Developer Guide and Reference


Developer Directed Inline Expansion of User Functions

In addition to the options that support compiler directed inline expansion of user functions, the compiler also provides compiler options and
that allow you to more precisely direct when and if inline function expansion should occur.
The compiler measures the relative size of a routine in an abstract value of intermediate language units, which is approximately equivalent to the number of instructions that will be generated. The compiler uses the intermediate language unit estimates to classify routines and functions as relatively small, medium, or large functions. The compiler then uses the estimates to determine when to inline a function; if the minimum criteria for inlining is met and all other things are equal, the compiler has an affinity for inlining relatively small functions and not inlining relative large functions.
Typically, the compiler targets functions that have been marked for inlining based on the following:
  • Inlining keywords:
    indicates to the compiler to inline the specified function. For example,
  • Procedure-specific inlining
    indicates to the compiler to inline calls within the targeted procedure if it is legal to do so. For example,
    #pragma inline
    #pragma forceinline
  • GCC function attributes for inlining:
    indicates to the compiler to inline the function even when no optimization level is specified. For example,
The following developer directed inlining options and
provide the ability to change the boundaries used by the inliner to distinguish between small and large functions.
In general, you should use the
option before using the individual inlining options listed below; this single option effectively controls several other upper-limit options.
If your code hits an inlining limit, the compiler issues a warning at the highest warning level. The warning specifies which of the inlining limits have been hit, and the compiler option and/or
needed to get a full report.
For example, you could get a message as follows:
Inlining inhibited by limit max-total-size. Use -qopt-report -qopt-report-phase=ipo for full report.
Messages in the report refer directly to the command line options or
that can be used to overcome the limits.
The following table lists the options you can use to fine-tune inline expansion of functions. The
associated with the options are documented in the
Controls the multiplier applied to all inlining options that define upper limits:
, and
. While you can specify an individual increase in any of the upper-limit options, this single option provides an efficient means of controlling all of the upper-limit options with a single command.
By default, this option uses a multiplier of 100, which corresponds to a factor of 1. Specifying 200 implies a factor of 2, and so on. Experiment with the multiplier carefully. You could increase the upper limits to allow too much inlining, which might result in your system running out of memory.
Instructs the compiler to force inlining of functions suggested for inlining whenever the compiler is capable doing so.
Without this option, the compiler treats functions declared with the
as merely being recommended for inlining. When this option is used, it is as if they were declared with the
Redefines the maximum size of small routines; routines that are equal to or smaller than the value specified are more likely to be inlined.
Redefines the minimum size of large routines; routines that are equal to or larger than the value specified are less likely to be inlined.
Limits the expanded size of inlined functions.
You can also use
#pragma optimization_parameter inline-max-total-size=N
to control the size an individual routine can grow through inlining.
Limits the number of times inlining can be applied within a routine.
You can also use
#pragma optimization_parameter inline-max-per-routine
to control the number of times inlining may be applied to a routine.
Limits the number of times inlining can be applied within a compilation unit.
The compilation unit limit depends on the whether or not you specify the
compiler option. If you enable IPO, all source files that are part of the compilation are considered one compilation unit. For compilations not involving IPO each source file is considered an individual compilation unit.

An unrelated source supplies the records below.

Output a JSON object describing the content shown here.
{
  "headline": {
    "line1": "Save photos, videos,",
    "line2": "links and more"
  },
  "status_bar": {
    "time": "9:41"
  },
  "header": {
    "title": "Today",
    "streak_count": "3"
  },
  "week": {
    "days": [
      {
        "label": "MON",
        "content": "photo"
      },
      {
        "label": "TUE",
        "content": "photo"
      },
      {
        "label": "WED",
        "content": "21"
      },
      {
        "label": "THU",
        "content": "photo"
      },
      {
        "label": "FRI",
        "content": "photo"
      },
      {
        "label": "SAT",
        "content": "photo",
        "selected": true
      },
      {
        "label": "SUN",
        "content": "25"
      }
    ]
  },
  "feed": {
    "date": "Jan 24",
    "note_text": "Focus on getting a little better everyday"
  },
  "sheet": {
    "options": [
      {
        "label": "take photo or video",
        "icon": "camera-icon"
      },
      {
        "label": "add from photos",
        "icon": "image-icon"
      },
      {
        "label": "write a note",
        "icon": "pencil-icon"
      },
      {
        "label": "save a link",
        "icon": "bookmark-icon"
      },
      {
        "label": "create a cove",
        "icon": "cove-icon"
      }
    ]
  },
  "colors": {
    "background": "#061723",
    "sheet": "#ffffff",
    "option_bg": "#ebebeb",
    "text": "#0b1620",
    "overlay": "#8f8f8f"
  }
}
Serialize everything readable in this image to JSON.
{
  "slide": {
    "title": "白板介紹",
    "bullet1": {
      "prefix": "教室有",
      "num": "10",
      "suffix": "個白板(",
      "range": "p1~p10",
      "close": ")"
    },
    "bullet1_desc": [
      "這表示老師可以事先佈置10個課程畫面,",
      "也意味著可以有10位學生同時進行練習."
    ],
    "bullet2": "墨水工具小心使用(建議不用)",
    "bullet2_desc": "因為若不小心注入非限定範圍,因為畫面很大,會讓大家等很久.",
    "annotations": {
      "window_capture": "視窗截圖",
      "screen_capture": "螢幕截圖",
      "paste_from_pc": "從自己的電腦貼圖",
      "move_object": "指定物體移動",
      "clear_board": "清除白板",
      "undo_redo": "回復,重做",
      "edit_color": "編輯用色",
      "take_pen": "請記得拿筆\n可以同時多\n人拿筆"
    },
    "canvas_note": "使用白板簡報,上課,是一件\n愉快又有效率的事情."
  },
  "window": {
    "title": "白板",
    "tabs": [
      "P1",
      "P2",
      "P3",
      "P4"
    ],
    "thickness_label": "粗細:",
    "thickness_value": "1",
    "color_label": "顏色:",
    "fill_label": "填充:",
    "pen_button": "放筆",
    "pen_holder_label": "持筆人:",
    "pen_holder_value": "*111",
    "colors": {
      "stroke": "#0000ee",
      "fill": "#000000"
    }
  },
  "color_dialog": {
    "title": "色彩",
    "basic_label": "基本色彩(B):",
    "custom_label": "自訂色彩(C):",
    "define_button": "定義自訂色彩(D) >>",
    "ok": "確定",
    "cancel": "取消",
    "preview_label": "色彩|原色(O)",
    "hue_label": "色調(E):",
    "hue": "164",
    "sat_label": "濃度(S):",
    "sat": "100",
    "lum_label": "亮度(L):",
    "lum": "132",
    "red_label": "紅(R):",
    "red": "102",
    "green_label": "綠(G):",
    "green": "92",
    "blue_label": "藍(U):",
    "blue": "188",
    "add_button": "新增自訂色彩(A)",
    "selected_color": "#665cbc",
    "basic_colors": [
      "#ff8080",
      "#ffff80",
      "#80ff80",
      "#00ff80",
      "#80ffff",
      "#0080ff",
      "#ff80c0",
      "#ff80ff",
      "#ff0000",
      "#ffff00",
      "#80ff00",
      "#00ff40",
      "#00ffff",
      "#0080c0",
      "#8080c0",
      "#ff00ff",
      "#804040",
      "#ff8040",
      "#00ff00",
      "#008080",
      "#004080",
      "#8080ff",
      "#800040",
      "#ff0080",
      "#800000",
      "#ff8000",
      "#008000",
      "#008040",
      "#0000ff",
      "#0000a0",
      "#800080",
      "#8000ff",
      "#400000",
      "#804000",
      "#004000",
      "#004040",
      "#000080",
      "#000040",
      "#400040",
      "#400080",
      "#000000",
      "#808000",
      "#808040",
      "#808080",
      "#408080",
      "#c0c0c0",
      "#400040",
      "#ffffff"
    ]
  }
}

Product and Performance Information


Intel's compilers may or may not optimize to the same degree for non-Intel microprocessors for optimizations that are not unique to Intel microprocessors. These optimizations include SSE2, SSE3, and SSSE3 instruction sets and other optimizations. Intel does not guarantee the availability, functionality, or effectiveness of any optimization on microprocessors not manufactured by Intel. Microprocessor-dependent optimizations in this product are intended for use with Intel microprocessors. Certain optimizations not specific to Intel microarchitecture are reserved for Intel microprocessors. Please refer to the applicable product User and Reference Guides for more information regarding the specific instruction sets covered by this notice.

Notice revision #20110804